One place I had seen pictures of in Boxley was an old springhouse, which has a cascade of water flowing beside it after heavy rains. Apparently the springhouse is right on the side of the road, but I had managed to miss it everytime I had been to Boxley. I got some directions on where to find it, but managed to drive by it several times before finally seeing it tucked back in the trees. There wasn't much water flowing past it when I was there, but it is a neat old building.
With it being sunny I decided to wait until it began to get dark, and then try to get a few waterfall shots. To pass the time I went to one of my favorite trails in the state, Lost Valley. I took the tripod along with me, even if I didn't think I could get any good waterfalls shots with it being sunny.
The trail is wonderful, there were flowers blooming along the trail and the creek was filled with water. I reached the "natural bridge," with its neat waterfall. But it was in full sun and none of the pictures turned out. There was a new bizarre feature along the trail, and all the hikers were laughing at it. For some odd reason, a large bra was hanging from a tree along the trail. I didn't stop to get a shot of it, but now I wish I did. It was so amazingly random.
I continued on the trail, finally making it to Eden Falls. Then I was amazed to see that the falls were running quite well, and they were in shadow. Yes! I hurried down there and started taking a lot of pictures.
There are actually three waterfalls all next to each other on this creek. The other two are a bit harder to reach. It involves walking along a narrow ledge, then scrambling down a steep eight foot drop. I made my way down there, with some help from a few other people who must have taken pity on me while I tried to make my way there without dropping the camera. It isn't that scary or difficult to reach, and the views are amazing. The Middle and Upper Eden Falls both meet up in this little area, just above the top of the Lower Eden Falls in the above pictures.
Middle Eden Falls:
And Upper Eden Falls:
Both of these falls are close together. I thought it was cool that you could get both in the same shot...
And a close-up view of Middle Eden Falls:
Middle Eden Falls is formed from the waters that exit out of a nearby cave. The Lost Valley trail ends at the mouth of the cave, and you can crawl back about 100 feet and find a 30-foot waterfall inside the cave. I didn't bring a flashlight with me, so I didn't go through.
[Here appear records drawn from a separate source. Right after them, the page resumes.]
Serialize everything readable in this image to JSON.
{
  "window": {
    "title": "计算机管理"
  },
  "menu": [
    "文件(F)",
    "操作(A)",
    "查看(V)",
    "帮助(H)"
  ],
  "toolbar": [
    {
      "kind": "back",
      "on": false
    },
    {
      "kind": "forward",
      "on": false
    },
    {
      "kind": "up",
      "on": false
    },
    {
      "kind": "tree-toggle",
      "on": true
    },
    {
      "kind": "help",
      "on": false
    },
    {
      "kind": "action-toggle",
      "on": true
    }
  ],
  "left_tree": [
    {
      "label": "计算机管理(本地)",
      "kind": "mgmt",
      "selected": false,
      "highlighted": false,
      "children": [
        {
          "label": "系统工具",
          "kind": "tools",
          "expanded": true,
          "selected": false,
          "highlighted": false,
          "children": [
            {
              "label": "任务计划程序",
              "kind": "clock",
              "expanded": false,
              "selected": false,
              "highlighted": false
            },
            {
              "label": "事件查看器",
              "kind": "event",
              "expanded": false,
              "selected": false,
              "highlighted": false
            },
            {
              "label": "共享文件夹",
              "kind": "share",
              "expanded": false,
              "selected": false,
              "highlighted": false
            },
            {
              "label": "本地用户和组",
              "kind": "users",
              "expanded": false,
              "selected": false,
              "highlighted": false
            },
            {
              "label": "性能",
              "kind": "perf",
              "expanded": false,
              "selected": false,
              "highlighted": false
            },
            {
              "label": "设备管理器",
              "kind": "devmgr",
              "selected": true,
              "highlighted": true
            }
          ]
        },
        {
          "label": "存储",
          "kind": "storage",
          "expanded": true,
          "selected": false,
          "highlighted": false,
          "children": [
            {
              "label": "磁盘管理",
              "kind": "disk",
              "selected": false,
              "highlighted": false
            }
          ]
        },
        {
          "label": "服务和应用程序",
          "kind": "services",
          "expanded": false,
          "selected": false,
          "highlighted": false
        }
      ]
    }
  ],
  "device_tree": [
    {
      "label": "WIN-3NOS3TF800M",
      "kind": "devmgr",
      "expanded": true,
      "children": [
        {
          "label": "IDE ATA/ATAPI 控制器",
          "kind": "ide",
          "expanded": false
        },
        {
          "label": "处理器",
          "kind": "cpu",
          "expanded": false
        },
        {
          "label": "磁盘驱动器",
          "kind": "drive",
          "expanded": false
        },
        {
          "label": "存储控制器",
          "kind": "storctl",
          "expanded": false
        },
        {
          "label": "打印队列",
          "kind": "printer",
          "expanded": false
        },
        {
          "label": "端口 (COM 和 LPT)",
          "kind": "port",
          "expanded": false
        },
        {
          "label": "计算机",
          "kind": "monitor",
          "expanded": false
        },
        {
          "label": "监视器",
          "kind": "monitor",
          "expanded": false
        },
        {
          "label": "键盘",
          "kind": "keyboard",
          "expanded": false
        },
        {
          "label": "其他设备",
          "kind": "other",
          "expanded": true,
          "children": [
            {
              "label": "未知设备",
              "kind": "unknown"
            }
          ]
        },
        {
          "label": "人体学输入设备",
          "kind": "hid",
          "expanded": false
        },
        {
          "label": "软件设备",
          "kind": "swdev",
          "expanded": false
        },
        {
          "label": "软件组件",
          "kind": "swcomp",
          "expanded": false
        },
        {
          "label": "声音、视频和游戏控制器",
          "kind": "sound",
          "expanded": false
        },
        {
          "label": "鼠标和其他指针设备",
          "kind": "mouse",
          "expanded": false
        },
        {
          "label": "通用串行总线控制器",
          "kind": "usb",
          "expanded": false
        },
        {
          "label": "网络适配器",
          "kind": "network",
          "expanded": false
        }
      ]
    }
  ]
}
It is really neat inside there...
I followed the trail back, which goes by one of my favorite waterfalls in Lost Valley. Tucked in the hill is Moss Falls, a series of small waterfalls over mossy rocks. The sun was a bit of a problem here, so I had to focus on just a few of the falls...
After that I finished the hike and got back to the car. I took one more drive around the Valley, stopping at this neat old barn. I thought it was interesting how they built the barn into the hill.
At Lost Valley, I was talking to another photographer about nearby waterfalls. I thought I might try to hit Triple Falls by Camp Orr on my way home. She said the road down there might be rough now, after all the flooding, but that I should try and hit some other falls instead. The falls were at Broadwater Hollow, a few miles north of Boxley. The way there was easy, just take a dirt road a few miles and the waterfalls will be right alongside the road. So I headed up there and started driving down the dirt road. But that road was also rough. There were huge culverts carved out by the rain, and my car bounced around on the way there. I got nervous, just having spent a few hundred dollars repairing my car. I didn't want to press my luck going down another dirt road so I sadly turned around and headed back to the safety of paved roads. Apparently dirt roads in the Ozarks didn't fare that well against all the rain.
So the trip didn't turn out exactly as planned, but it was still an enjoyable day out in the woods. Lost Valley and Boxley Valley are amazing places, definately worth visiting no matter what the weather is like...